While I could probably share several thoughts on congregations or ministries as systems (and I may), I’ve been highly interested in the role of the “prophet” in a system. Much of this interest has been fueled by spending the last 10 weeks taking a prophets class though I’m always interested in prophet related insights because of how I tend to function in systems myself.
Steinke writes on page 44 of How Your Church Family Works,
“…True prophets are without honor in their own anxious country. Many of God’s messengers are ignored, mocked, or annihilated. But the false prophets who cry, ‘Peace, peace,’ and heal the wounds of the people lightly are too often welcomed. They promise stability but invite no reflection. False prophets offer simple, immediate relief. They don’t challenge people to change their limited point of view.”
Given the tendency of groups to move towards stability and conformity (homeostasis), it only makes since that a force that may seek to challenge the dynamics and inner-workings of the system may face a stiff challenge if not fierce opposition.
In my readings of N.T. Wright as well as the Prophets class I’ve thought about the parable of the wicked tenants. The landowner sends a couple representatives to bring a corrective message to those that were being unfaithful in stewarding what had been entrusted to them. The wicked tenants beat the messengers and finally the landowner sent his own Son thinking that surely they would respect Him. However the Son was beaten and killed for bringing both the message of correction as well as for his representation of the landowner.
In the past I’ve focused on this merely as a parable that served as a prediction or “proof-text” that Jesus knew ahead of time that he was going to die. I think there is an element of that there, but the emphasis of this is really Jesus placing himself in the same position as the many prophets that the Lord had sent to His people. The prophets were continually rejected (see life of Jeremiah) and ironically much of the rejection comes at the hands of the current leaders of the religious “system” of the day. Jesus himself finally comes as the last prophet and is dealt with in similar fashion by the religious system of his day.

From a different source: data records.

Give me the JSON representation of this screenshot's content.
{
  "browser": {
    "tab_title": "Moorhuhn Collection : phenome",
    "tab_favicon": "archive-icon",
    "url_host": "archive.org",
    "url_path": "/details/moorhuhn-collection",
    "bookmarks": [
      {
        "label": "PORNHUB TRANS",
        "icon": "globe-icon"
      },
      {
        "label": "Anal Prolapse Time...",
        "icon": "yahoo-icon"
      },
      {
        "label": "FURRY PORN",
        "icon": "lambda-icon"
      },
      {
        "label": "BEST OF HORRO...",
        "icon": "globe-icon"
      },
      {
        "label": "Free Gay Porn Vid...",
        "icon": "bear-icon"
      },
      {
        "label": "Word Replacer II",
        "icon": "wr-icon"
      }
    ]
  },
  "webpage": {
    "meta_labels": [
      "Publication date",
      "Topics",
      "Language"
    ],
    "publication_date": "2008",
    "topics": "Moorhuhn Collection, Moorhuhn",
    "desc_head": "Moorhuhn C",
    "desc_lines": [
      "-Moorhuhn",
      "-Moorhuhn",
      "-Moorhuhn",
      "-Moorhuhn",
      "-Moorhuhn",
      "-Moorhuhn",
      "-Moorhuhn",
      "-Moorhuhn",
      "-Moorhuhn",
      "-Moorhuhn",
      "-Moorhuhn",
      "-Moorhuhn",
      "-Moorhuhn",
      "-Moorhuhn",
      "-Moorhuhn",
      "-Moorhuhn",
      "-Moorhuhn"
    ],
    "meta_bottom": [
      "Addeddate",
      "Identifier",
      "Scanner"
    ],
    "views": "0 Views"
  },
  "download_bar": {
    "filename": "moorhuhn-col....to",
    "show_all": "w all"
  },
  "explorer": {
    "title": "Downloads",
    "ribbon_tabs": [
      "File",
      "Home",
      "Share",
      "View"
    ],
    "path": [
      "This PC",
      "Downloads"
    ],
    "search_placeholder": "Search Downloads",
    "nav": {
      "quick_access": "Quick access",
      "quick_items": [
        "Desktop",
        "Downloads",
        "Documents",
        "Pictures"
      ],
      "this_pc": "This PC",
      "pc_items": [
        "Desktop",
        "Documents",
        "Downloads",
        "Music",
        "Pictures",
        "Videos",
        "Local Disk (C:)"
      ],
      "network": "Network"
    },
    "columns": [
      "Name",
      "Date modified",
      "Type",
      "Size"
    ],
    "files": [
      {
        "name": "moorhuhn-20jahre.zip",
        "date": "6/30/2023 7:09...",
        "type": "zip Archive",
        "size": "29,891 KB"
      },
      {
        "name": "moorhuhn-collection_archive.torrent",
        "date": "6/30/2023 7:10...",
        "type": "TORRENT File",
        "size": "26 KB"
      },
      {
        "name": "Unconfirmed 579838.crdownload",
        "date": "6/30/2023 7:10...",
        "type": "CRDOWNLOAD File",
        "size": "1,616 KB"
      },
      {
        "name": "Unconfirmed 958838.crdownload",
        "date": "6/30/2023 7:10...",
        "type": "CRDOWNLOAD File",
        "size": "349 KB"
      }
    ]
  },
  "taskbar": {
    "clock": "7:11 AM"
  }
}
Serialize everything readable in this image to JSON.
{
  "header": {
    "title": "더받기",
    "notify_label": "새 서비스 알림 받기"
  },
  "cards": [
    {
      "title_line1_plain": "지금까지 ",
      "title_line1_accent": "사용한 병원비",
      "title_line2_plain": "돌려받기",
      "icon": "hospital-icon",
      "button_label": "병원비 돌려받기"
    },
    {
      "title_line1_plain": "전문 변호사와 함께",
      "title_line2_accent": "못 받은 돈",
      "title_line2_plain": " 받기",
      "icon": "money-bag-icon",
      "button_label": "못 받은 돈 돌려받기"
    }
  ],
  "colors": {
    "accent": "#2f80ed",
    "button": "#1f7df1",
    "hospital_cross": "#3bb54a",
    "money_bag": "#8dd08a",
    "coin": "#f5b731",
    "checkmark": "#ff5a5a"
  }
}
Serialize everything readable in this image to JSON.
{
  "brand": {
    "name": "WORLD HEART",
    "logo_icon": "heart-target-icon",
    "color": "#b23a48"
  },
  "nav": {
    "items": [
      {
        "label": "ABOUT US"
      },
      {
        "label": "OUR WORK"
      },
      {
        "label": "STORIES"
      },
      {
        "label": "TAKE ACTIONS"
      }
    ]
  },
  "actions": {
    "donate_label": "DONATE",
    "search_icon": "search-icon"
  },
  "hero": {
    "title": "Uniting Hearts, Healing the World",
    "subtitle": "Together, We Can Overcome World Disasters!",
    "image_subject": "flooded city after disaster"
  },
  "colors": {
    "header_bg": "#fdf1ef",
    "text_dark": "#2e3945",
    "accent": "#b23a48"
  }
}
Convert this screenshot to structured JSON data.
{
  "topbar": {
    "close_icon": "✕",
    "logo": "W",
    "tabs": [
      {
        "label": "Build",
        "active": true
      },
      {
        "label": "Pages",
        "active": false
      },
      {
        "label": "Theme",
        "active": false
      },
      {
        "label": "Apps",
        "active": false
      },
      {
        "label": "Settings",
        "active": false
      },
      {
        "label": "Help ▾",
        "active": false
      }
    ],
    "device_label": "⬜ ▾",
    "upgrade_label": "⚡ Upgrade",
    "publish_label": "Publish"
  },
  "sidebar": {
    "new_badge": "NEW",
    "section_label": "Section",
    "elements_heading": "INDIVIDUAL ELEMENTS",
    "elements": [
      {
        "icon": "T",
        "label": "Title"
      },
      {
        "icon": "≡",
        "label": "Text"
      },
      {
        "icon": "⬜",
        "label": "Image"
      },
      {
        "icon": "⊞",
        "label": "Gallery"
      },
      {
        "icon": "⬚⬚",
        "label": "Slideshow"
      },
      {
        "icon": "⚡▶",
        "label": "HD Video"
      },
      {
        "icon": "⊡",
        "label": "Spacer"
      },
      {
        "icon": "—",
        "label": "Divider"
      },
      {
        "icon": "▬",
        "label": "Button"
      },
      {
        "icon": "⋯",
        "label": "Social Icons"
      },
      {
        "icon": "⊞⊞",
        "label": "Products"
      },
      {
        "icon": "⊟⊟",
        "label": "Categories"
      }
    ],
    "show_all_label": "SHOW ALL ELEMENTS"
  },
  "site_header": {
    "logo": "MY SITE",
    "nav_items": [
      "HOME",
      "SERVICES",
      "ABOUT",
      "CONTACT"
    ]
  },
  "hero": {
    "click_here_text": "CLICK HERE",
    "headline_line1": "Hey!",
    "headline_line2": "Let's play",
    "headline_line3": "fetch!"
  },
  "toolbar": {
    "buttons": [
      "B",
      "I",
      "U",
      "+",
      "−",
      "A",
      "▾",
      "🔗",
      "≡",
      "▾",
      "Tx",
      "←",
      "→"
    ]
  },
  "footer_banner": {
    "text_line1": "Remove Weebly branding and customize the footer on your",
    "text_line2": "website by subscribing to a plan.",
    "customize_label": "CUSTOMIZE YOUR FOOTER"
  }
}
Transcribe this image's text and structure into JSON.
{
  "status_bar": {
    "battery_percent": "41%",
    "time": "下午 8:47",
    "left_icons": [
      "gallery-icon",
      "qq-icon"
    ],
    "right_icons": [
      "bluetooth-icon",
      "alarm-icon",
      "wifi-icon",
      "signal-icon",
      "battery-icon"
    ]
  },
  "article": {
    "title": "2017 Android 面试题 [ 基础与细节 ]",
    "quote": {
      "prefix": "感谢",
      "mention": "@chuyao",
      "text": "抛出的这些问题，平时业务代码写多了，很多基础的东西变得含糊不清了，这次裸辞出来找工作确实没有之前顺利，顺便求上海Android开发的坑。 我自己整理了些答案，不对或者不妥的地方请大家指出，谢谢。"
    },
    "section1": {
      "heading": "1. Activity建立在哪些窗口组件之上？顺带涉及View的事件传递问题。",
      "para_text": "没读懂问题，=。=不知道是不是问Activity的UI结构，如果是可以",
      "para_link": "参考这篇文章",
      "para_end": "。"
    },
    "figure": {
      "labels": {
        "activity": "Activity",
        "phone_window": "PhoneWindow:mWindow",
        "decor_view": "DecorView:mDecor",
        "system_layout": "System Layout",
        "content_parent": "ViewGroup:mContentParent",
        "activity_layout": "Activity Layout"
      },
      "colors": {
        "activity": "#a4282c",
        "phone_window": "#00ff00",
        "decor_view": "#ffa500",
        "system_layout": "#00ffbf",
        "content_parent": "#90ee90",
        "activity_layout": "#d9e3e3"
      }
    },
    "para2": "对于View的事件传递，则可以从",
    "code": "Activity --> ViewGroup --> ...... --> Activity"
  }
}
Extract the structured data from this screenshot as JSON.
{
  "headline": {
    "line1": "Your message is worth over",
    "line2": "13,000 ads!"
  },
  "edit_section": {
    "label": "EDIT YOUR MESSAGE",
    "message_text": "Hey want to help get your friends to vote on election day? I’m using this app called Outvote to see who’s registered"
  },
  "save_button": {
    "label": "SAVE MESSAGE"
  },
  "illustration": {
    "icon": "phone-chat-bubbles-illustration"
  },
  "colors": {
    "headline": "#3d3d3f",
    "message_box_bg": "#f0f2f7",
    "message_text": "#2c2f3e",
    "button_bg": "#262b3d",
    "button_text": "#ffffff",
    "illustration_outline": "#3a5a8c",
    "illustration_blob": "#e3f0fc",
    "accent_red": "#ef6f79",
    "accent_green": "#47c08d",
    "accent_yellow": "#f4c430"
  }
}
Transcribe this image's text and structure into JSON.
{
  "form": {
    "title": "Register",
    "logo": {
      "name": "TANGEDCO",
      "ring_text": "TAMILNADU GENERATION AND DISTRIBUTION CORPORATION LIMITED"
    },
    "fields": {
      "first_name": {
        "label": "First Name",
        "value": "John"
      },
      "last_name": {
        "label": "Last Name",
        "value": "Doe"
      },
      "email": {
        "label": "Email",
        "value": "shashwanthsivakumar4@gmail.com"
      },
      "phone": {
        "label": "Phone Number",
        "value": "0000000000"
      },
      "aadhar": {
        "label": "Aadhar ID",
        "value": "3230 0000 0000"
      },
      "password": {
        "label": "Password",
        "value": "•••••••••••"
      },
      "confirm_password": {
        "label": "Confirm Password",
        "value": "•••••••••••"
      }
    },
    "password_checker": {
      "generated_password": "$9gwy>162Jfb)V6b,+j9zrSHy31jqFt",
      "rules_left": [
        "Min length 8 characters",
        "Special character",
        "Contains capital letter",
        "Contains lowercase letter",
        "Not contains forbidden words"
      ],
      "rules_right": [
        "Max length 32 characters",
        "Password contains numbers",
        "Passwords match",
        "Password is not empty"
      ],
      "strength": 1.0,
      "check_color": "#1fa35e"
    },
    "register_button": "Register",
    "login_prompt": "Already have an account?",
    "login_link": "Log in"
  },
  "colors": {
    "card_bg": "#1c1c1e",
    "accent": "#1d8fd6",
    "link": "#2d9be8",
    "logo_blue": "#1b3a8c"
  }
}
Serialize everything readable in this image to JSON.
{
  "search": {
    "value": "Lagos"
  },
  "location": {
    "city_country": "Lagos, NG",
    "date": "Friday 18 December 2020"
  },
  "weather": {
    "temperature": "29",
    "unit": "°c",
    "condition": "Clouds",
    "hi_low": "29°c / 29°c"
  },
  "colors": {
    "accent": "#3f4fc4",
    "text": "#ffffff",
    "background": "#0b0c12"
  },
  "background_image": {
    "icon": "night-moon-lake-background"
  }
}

I’m beginning to see that the religious (and other) authorities over the course of Israel’s history were continually moving towards cultural homeostasis in the context of pagan nations. It was easier for the leaders and the people to adopt behavior patterns that were part of the larger system of the surrounding pagan nations. The Lord sent his prophets to call them to repentance and commit again to the Lord’s covenant. They were in effect saying to the people and leadership that they were embracing a corrupt system and they needed to turn from it and return to the “system” that God had called them to.
Common sense tells us that this is a rough calling for the prophet, but from a systems’ perspective the prophetic role becomes an even more unenviable position. Many leaders seek to find quick solutions so as to reduce anxiety. The prophet sees when the whole system is based on a faulty foundation and is willing to create a certain level of anxiety that may result in learning and change. Anxious communities, people, and leaders (anxiety meaning they have a high vested interest in their self-preservation in the context of community) react against the prophets because their way of living/dealing/coping is threatened.
Obviously the gospels portray Jesus in this kind of role with the leaders of his day as well dozens of others of Biblical leaders. It’s relevant to consider how the system might be functioning off of a faulty foundation. It’s relevant to consider how the prophet’s most severe opposition was actually from the religious leadership – those who had “control” and the most to lose. I’ll be sharing more thoughts down the road on the importance of the role of the leader in any system, but any leaders should seek to recognize who the true prophetic voices are in their system who can help bring needed change, learning, and even repentance. They should also recognize the difference between those true prophets and those who claim to be prophets, but are only seeking to reduce their anxiety – or as Steinke puts it, those who are chasing “fool’s gold.”